START Records for this task

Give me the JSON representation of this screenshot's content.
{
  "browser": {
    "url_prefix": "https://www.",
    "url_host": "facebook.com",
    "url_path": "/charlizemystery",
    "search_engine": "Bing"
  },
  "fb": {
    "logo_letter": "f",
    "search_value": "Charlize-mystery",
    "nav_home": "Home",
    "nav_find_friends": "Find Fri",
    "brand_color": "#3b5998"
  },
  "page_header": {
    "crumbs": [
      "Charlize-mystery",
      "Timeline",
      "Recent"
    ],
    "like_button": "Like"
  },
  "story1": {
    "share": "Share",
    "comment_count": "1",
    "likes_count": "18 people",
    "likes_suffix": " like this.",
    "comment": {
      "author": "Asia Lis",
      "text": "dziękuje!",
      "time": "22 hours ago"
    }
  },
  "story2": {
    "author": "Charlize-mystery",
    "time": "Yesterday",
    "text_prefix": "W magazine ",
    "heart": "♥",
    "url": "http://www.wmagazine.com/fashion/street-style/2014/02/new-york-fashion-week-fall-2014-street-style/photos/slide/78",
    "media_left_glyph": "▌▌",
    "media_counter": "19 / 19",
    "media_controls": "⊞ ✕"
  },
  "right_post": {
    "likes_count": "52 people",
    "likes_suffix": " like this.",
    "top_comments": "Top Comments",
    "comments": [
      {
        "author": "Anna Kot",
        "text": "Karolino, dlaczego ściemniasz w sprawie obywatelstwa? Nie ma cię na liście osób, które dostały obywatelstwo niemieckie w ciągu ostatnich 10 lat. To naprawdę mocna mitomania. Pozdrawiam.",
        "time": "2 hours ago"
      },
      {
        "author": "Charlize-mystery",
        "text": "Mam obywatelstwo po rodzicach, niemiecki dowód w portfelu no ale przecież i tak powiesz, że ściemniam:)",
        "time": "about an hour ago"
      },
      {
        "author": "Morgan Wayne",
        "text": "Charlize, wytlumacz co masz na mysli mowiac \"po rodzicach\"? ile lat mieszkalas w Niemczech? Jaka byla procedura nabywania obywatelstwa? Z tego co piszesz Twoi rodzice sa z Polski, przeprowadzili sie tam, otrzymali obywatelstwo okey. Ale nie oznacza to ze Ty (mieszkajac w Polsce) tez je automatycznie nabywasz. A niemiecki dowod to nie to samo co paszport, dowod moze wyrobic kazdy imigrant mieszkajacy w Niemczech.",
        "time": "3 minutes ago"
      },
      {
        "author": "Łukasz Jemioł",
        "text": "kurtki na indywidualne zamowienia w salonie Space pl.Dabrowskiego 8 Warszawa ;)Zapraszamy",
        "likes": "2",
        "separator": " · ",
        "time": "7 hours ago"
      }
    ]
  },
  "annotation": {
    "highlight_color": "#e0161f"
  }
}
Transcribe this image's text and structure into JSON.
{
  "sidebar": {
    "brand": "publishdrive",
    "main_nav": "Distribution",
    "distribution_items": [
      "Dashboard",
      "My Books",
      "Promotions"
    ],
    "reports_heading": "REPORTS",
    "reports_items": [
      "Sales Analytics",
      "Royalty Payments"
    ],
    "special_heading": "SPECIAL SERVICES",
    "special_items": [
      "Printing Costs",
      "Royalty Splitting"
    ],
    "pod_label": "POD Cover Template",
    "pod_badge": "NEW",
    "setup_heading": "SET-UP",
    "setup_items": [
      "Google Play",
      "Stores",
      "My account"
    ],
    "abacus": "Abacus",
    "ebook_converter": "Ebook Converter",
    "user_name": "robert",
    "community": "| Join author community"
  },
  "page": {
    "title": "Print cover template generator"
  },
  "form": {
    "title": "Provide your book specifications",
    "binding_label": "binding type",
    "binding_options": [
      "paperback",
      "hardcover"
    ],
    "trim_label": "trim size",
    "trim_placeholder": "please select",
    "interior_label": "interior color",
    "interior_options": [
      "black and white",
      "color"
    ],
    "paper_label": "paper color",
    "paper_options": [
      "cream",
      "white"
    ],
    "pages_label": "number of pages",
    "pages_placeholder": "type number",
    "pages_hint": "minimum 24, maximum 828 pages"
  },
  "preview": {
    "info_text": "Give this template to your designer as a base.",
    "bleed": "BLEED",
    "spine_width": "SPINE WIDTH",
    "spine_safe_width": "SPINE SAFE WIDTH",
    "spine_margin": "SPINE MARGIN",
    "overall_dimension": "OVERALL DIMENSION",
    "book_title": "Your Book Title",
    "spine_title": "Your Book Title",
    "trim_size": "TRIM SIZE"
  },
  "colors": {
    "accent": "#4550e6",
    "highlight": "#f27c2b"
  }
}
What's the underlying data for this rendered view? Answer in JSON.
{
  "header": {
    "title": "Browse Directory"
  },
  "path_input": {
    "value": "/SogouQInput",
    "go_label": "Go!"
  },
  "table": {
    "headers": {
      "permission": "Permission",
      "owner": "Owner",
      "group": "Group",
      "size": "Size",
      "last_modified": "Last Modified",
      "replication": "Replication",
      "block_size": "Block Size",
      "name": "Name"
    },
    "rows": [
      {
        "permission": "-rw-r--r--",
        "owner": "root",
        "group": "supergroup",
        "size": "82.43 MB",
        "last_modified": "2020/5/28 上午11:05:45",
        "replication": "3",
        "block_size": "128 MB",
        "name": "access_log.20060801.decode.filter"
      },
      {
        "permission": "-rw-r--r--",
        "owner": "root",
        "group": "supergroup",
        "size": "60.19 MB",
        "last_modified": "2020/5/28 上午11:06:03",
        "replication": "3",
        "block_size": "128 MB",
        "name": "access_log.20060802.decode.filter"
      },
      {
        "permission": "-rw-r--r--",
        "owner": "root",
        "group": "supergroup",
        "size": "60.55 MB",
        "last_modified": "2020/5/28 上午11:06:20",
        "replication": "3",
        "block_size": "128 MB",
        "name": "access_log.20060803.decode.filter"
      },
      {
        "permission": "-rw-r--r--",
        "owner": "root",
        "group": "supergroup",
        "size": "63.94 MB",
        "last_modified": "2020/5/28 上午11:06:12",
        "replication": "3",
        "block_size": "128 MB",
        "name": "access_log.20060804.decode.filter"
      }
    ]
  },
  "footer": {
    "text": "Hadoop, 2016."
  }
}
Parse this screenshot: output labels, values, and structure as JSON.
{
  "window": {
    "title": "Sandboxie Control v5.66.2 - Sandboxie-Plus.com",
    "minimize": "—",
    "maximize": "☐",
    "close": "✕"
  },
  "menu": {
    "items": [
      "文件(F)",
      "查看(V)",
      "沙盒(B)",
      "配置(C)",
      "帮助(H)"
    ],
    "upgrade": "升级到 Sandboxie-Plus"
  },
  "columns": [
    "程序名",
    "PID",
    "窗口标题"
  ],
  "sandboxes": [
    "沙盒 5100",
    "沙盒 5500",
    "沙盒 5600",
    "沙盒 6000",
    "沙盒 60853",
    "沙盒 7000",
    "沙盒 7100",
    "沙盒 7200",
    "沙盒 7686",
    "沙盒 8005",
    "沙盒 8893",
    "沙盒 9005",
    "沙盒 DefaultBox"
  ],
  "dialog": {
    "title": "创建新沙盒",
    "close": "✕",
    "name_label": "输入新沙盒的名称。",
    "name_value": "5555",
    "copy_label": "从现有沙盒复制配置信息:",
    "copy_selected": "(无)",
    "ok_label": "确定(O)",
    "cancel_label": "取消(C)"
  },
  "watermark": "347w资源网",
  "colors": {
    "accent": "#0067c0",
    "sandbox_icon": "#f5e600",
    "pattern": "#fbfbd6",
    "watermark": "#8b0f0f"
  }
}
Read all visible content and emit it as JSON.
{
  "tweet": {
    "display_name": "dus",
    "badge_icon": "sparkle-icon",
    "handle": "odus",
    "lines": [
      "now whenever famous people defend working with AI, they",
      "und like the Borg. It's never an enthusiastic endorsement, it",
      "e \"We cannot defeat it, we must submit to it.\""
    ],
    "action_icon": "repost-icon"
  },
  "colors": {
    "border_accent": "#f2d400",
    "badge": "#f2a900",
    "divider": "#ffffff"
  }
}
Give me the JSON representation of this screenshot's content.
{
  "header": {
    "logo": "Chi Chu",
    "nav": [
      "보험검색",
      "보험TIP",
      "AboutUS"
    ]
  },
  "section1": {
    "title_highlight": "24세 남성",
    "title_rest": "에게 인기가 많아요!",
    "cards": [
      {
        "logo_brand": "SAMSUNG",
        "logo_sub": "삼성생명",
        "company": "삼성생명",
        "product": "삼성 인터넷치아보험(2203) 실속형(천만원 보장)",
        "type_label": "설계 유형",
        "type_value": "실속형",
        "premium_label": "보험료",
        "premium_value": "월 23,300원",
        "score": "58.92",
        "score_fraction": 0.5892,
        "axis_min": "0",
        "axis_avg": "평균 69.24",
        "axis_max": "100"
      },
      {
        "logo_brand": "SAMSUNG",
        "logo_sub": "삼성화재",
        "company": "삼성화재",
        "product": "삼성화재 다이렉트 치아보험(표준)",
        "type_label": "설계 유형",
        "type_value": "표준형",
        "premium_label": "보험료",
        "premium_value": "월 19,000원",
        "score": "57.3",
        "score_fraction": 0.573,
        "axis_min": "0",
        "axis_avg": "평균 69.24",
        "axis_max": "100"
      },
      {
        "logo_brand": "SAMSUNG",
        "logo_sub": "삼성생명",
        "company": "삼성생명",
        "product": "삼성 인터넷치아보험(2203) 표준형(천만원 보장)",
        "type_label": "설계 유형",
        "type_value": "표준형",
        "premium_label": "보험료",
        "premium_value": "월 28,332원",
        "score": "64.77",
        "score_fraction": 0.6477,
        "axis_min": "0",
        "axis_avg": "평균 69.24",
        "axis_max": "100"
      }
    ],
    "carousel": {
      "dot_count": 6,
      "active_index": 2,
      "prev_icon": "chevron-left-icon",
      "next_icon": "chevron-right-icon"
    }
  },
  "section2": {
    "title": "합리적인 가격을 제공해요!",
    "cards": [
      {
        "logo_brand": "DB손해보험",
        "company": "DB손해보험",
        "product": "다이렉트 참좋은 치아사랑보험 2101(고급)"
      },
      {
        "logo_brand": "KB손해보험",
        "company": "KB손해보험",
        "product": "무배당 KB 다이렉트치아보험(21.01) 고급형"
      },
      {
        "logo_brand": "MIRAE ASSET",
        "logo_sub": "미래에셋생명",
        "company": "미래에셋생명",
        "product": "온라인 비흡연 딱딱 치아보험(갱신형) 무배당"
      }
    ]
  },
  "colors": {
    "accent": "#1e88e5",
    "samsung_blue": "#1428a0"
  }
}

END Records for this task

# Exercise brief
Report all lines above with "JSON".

# Solution to this task
Give me the JSON representation of this screenshot's content.
Transcribe this image's text and structure into JSON.
What's the underlying data for this rendered view? Answer in JSON.
Parse this screenshot: output labels, values, and structure as JSON.
Read all visible content and emit it as JSON.
Give me the JSON representation of this screenshot's content.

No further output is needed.